**The input:**
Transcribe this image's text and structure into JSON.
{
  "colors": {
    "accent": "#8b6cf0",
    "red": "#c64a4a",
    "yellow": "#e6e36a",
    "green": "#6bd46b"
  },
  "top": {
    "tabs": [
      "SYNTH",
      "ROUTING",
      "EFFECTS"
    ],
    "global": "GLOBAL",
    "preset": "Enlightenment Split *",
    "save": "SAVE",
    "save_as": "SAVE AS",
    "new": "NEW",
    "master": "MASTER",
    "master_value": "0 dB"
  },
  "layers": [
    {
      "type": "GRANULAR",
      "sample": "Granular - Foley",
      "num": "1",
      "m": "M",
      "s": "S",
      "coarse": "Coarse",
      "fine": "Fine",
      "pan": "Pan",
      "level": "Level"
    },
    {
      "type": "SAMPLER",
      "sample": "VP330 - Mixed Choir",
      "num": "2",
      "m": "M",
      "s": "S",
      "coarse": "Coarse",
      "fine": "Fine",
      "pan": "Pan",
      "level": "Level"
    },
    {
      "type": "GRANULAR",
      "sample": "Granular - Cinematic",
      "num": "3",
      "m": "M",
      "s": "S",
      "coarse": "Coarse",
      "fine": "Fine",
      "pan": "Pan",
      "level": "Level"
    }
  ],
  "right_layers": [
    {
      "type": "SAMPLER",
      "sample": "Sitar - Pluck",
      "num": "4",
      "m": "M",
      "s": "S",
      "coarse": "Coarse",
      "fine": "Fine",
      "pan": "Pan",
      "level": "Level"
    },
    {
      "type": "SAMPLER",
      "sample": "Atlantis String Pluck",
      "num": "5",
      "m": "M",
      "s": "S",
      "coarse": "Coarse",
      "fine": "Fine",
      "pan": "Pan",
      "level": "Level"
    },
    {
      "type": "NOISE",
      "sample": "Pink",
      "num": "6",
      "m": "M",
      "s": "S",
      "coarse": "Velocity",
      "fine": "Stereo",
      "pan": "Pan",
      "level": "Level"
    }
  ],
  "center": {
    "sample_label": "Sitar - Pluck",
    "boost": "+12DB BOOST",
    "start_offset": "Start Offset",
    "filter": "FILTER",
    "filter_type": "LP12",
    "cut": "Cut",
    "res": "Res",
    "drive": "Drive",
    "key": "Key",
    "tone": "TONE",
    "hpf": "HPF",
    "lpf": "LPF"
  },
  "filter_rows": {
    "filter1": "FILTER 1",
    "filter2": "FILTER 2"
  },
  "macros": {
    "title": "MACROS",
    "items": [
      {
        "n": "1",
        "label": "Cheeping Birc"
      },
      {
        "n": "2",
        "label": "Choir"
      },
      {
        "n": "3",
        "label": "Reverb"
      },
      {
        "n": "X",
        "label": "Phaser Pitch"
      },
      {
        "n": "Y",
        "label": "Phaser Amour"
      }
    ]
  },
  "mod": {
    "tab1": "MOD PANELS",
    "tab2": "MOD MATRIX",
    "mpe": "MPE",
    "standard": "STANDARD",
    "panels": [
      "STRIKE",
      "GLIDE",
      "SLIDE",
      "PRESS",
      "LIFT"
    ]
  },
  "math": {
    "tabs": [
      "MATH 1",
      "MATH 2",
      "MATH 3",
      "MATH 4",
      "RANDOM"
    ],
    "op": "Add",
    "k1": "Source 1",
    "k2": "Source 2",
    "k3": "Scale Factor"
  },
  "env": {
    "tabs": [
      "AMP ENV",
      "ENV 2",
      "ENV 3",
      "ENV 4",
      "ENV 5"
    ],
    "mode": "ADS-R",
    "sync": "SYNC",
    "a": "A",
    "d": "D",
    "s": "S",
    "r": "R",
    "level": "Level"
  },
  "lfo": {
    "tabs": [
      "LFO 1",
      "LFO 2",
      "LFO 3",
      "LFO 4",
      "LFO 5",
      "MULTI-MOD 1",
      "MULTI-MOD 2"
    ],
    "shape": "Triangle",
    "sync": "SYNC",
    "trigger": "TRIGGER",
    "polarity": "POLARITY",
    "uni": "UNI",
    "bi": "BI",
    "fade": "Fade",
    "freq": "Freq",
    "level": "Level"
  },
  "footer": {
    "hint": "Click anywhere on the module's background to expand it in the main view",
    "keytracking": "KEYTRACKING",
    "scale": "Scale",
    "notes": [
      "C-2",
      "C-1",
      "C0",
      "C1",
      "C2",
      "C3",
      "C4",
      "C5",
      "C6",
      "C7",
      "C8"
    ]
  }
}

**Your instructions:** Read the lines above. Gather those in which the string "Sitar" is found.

**Result of the exercise:**
      "sample": "Sitar - Pluck",
    "sample_label": "Sitar - Pluck",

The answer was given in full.